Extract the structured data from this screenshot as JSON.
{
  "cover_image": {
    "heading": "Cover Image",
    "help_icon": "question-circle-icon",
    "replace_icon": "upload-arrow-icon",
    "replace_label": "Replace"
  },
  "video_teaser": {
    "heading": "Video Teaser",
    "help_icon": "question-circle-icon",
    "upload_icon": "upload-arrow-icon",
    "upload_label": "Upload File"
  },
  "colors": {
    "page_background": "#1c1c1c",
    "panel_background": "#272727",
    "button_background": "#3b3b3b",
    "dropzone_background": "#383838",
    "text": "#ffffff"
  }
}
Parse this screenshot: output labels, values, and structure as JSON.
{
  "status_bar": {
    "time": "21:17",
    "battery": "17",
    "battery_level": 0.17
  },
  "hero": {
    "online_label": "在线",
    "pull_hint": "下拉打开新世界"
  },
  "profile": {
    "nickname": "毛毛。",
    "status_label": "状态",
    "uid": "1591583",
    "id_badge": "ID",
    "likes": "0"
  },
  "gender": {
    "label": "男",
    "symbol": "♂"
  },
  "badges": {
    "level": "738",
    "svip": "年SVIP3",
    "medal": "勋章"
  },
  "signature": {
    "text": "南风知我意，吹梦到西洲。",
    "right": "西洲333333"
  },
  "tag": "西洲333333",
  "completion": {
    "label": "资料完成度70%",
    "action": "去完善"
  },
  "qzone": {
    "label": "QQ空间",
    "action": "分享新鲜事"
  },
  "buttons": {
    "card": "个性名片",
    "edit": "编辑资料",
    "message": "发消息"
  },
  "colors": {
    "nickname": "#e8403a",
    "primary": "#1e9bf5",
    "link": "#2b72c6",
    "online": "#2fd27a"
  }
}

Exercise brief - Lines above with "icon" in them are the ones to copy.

Answer section -
    "help_icon": "question-circle-icon",
    "replace_icon": "upload-arrow-icon",
    "help_icon": "question-circle-icon",
    "upload_icon": "upload-arrow-icon",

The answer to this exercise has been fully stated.